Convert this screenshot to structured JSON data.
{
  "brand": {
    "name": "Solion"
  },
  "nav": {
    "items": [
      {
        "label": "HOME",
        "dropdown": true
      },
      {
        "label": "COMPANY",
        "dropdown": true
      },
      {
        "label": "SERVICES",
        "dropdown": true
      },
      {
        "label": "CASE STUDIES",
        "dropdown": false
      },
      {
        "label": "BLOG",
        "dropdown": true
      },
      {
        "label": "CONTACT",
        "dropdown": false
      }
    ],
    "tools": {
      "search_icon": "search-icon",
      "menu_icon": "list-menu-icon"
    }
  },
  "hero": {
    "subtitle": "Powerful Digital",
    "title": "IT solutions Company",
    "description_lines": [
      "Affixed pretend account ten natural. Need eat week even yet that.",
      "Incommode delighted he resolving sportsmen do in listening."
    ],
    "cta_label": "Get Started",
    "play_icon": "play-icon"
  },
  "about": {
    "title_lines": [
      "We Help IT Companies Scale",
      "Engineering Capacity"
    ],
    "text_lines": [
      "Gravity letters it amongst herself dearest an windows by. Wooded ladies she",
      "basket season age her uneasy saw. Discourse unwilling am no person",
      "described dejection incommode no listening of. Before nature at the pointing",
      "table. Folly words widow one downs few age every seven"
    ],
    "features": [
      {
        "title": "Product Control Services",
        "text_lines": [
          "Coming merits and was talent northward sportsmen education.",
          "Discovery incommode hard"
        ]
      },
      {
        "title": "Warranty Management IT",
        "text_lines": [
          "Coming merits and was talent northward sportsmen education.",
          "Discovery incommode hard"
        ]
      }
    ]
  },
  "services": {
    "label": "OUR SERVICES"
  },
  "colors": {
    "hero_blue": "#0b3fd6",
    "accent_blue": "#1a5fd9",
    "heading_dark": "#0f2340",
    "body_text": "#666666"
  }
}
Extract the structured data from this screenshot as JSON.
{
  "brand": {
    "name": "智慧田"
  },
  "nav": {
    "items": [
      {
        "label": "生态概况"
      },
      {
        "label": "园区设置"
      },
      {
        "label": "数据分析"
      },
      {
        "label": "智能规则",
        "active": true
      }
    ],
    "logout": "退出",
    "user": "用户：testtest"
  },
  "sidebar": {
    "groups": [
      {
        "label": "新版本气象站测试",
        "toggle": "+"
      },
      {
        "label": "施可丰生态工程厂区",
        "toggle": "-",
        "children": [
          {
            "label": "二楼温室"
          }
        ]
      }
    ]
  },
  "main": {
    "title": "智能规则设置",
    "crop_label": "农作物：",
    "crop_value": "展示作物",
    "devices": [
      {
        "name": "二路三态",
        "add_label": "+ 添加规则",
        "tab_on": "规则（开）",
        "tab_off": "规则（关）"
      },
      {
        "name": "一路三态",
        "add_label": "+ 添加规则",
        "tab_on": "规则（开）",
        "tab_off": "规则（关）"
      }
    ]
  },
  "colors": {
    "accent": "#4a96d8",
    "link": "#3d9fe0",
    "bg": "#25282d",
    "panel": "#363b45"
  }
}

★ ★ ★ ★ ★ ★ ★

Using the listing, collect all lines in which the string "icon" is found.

RESULT OF THIS TASK
      "search_icon": "search-icon",
      "menu_icon": "list-menu-icon"
    "play_icon": "play-icon"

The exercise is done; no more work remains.